[Entries taken from a collection]
=== Section Start ===
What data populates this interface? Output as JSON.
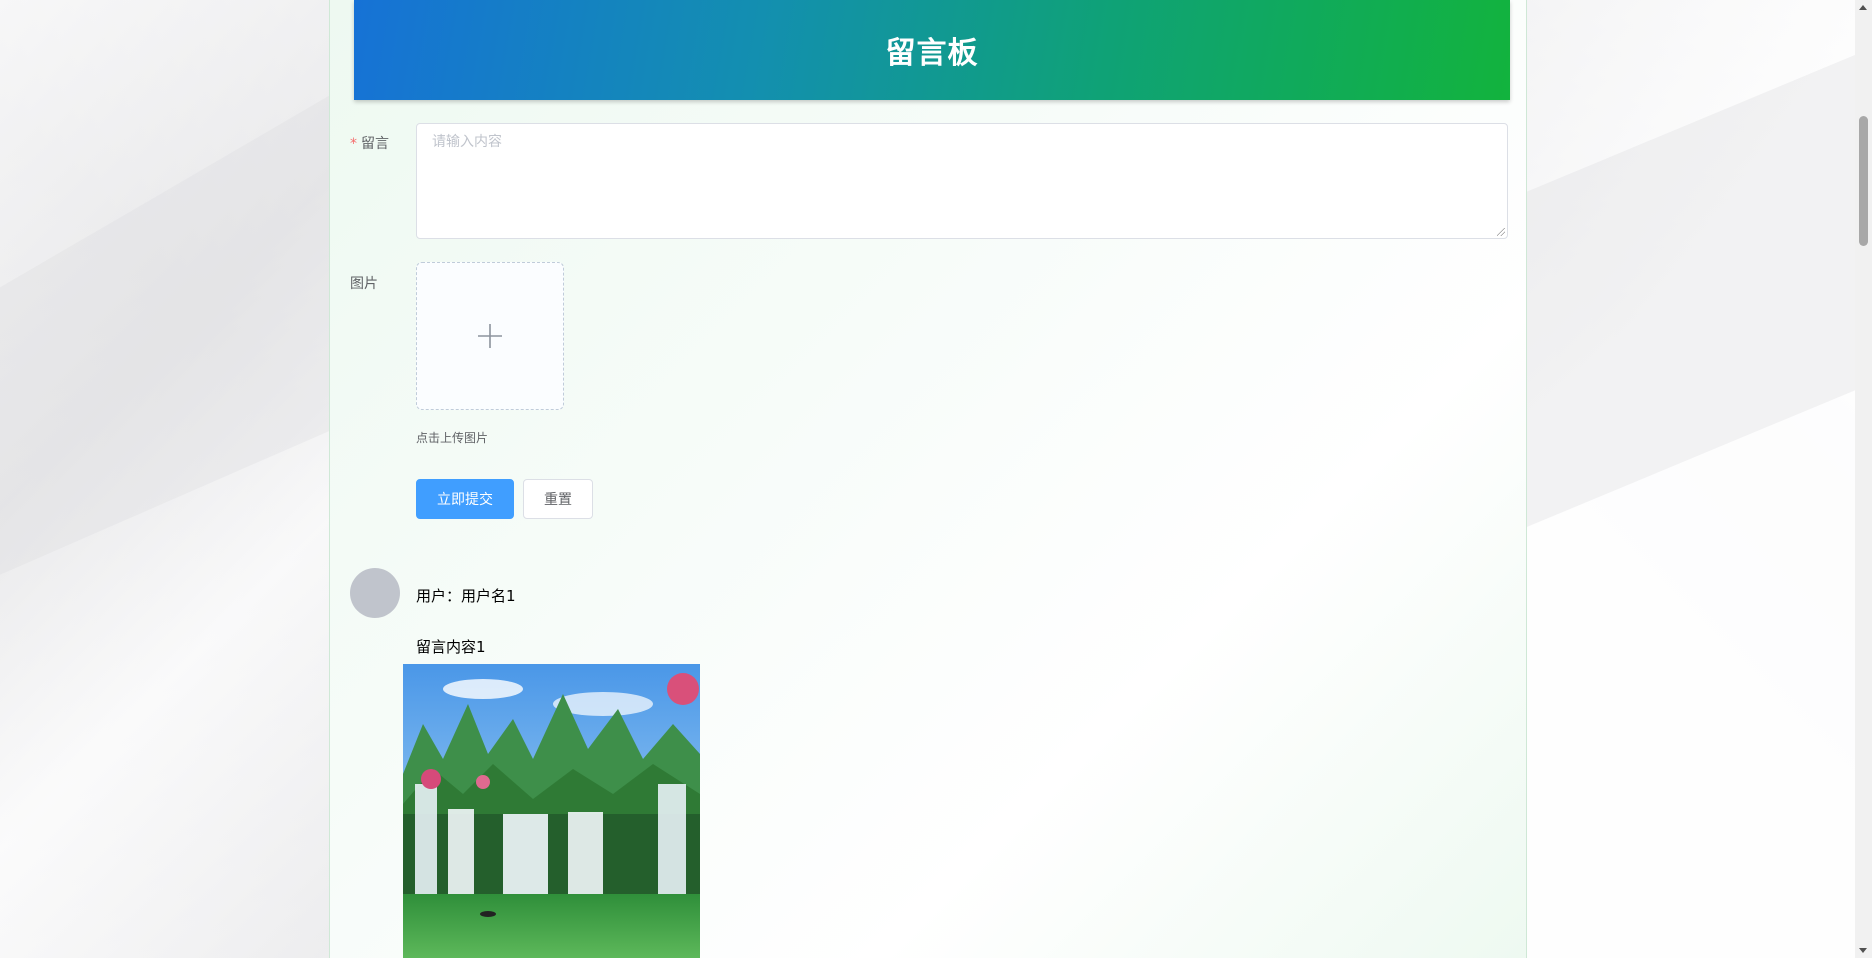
{
  "header": {
    "title": "留言板"
  },
  "form": {
    "message_label": "留言",
    "required_mark": "*",
    "message_placeholder": "请输入内容",
    "image_label": "图片",
    "upload_icon": "plus-icon",
    "upload_tip": "点击上传图片",
    "submit_label": "立即提交",
    "reset_label": "重置"
  },
  "comments": [
    {
      "user": "用户：用户名1",
      "content": "留言内容1"
    }
  ],
  "colors": {
    "primary": "#409eff",
    "required": "#f56c6c",
    "banner_start": "#1672d6",
    "banner_end": "#12b33d"
  }
}
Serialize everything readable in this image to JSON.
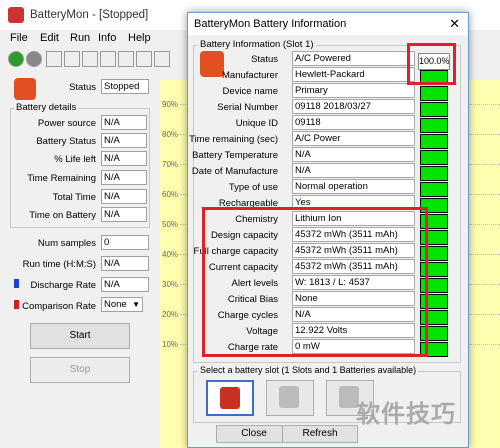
{
  "main": {
    "title": "BatteryMon - [Stopped]",
    "menu": [
      "File",
      "Edit",
      "Run",
      "Info",
      "Help"
    ],
    "status_label": "Status",
    "status_value": "Stopped",
    "details_title": "Battery details",
    "rows": [
      {
        "label": "Power source",
        "value": "N/A"
      },
      {
        "label": "Battery Status",
        "value": "N/A"
      },
      {
        "label": "% Life left",
        "value": "N/A"
      },
      {
        "label": "Time Remaining",
        "value": "N/A"
      },
      {
        "label": "Total Time",
        "value": "N/A"
      },
      {
        "label": "Time on Battery",
        "value": "N/A"
      }
    ],
    "num_samples_label": "Num samples",
    "num_samples": "0",
    "run_time_label": "Run time (H:M:S)",
    "run_time": "N/A",
    "discharge_label": "Discharge Rate",
    "discharge": "N/A",
    "comparison_label": "Comparison Rate",
    "comparison": "None",
    "start": "Start",
    "stop": "Stop",
    "graph_labels": [
      "90%",
      "80%",
      "70%",
      "60%",
      "50%",
      "40%",
      "30%",
      "20%",
      "10%"
    ]
  },
  "dialog": {
    "title": "BatteryMon Battery Information",
    "close": "✕",
    "group_title": "Battery Information (Slot 1)",
    "fields": [
      {
        "label": "Status",
        "value": "A/C Powered"
      },
      {
        "label": "Manufacturer",
        "value": "Hewlett-Packard"
      },
      {
        "label": "Device name",
        "value": "Primary"
      },
      {
        "label": "Serial Number",
        "value": "09118 2018/03/27"
      },
      {
        "label": "Unique ID",
        "value": "09118"
      },
      {
        "label": "Time remaining (sec)",
        "value": "A/C Power"
      },
      {
        "label": "Battery Temperature",
        "value": "N/A"
      },
      {
        "label": "Date of Manufacture",
        "value": "N/A"
      },
      {
        "label": "Type of use",
        "value": "Normal operation"
      },
      {
        "label": "Rechargeable",
        "value": "Yes"
      },
      {
        "label": "Chemistry",
        "value": "Lithium Ion"
      },
      {
        "label": "Design capacity",
        "value": "45372 mWh (3511 mAh)"
      },
      {
        "label": "Full charge capacity",
        "value": "45372 mWh (3511 mAh)"
      },
      {
        "label": "Current capacity",
        "value": "45372 mWh (3511 mAh)"
      },
      {
        "label": "Alert levels",
        "value": "W: 1813 / L: 4537"
      },
      {
        "label": "Critical Bias",
        "value": "None"
      },
      {
        "label": "Charge cycles",
        "value": "N/A"
      },
      {
        "label": "Voltage",
        "value": "12.922 Volts"
      },
      {
        "label": "Charge rate",
        "value": "0 mW"
      }
    ],
    "percent": "100.0%",
    "slot_group_title": "Select a battery slot (1 Slots and 1 Batteries available)",
    "close_btn": "Close",
    "refresh_btn": "Refresh"
  },
  "watermark": "软件技巧",
  "colors": {
    "highlight": "#e0202a",
    "bar": "#00e400",
    "graph_bg": "#ffffb0"
  }
}
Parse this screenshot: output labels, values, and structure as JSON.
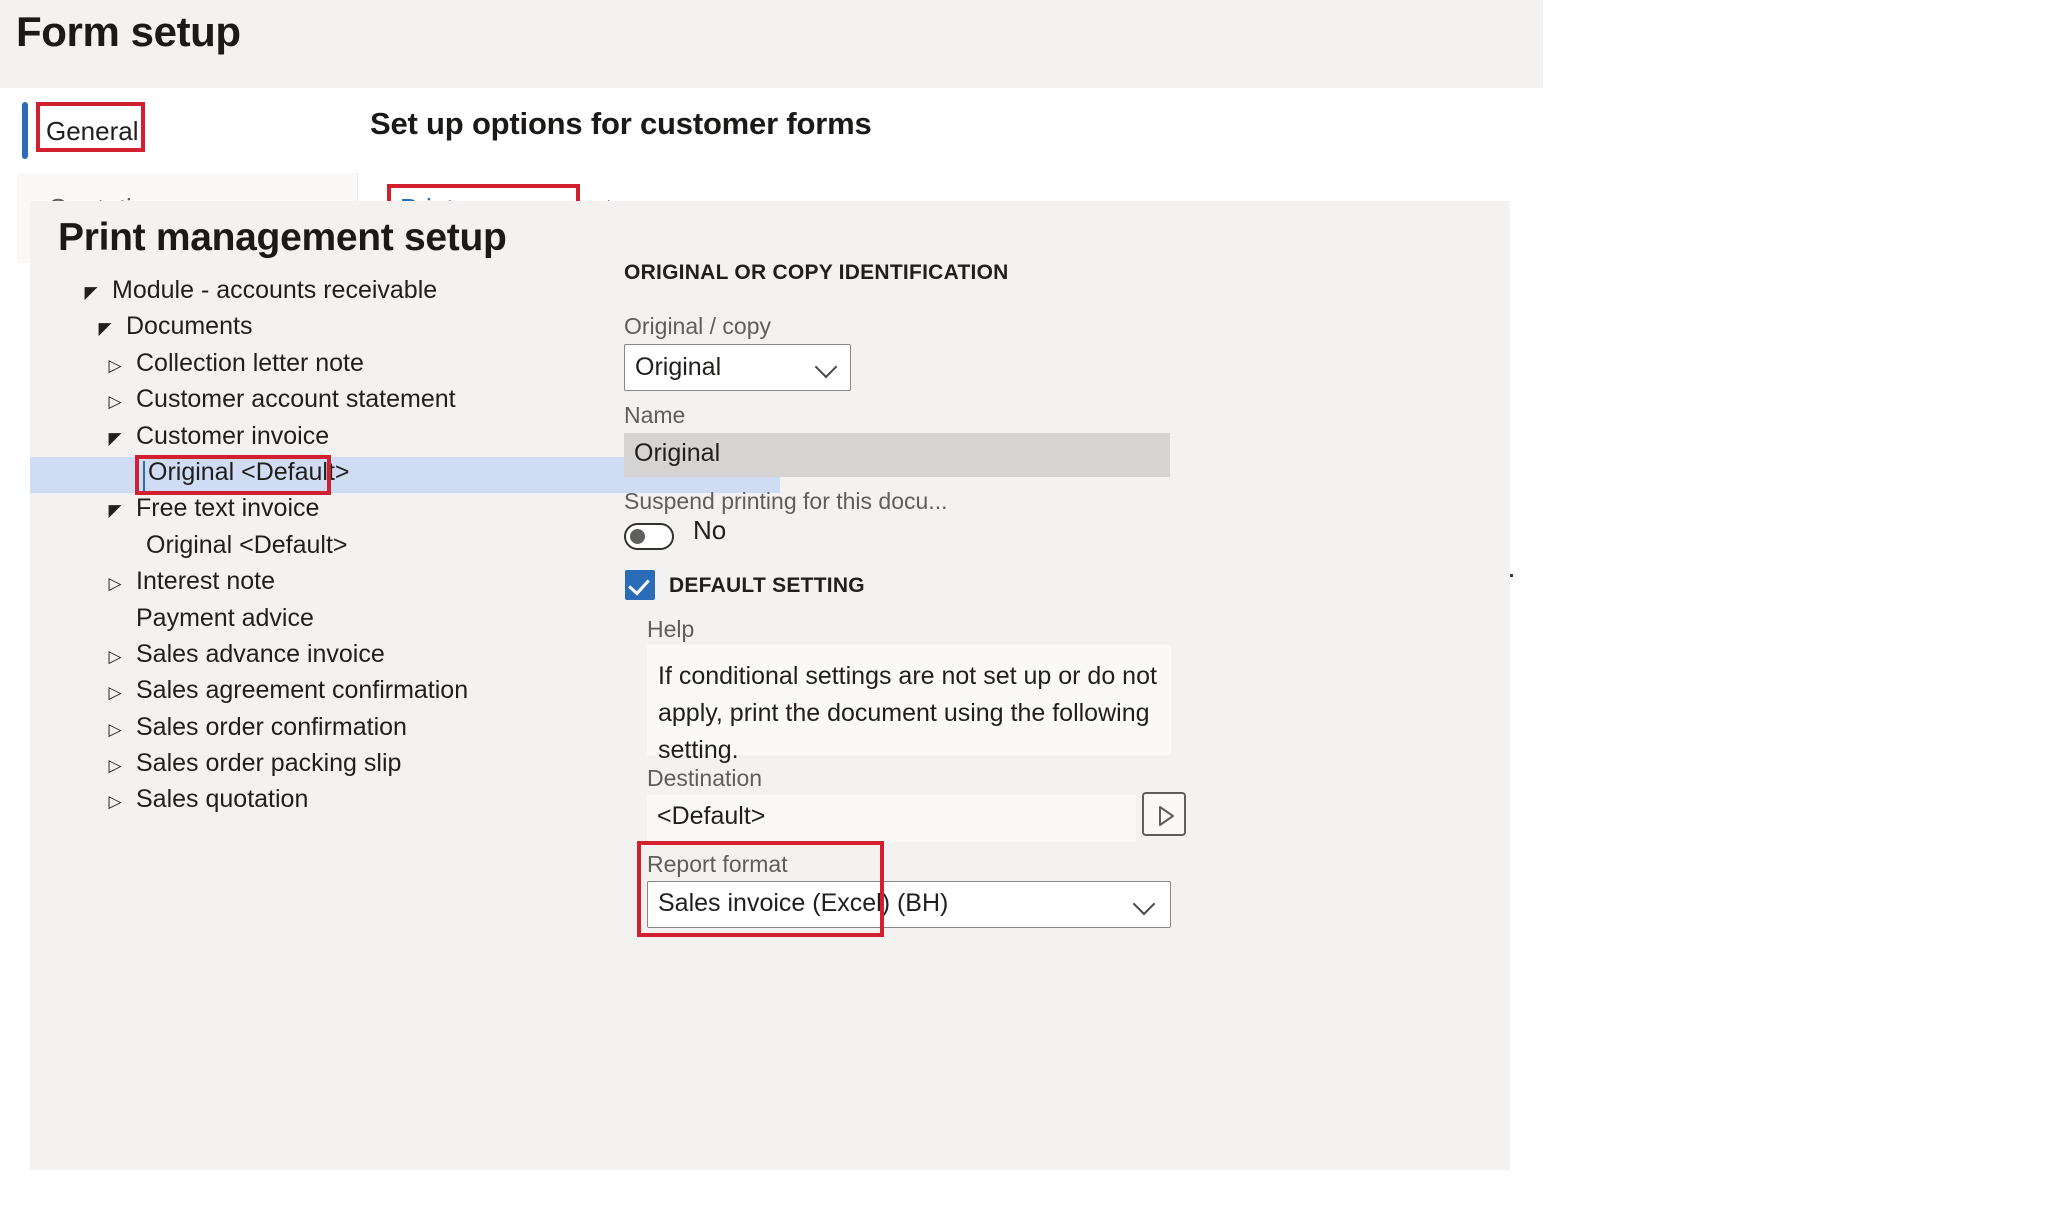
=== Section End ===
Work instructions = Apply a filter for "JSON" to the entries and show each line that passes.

Your response =
What data populates this interface? Output as JSON.
Serialize everything readable in this image to JSON.
Parse this screenshot: output labels, values, and structure as JSON.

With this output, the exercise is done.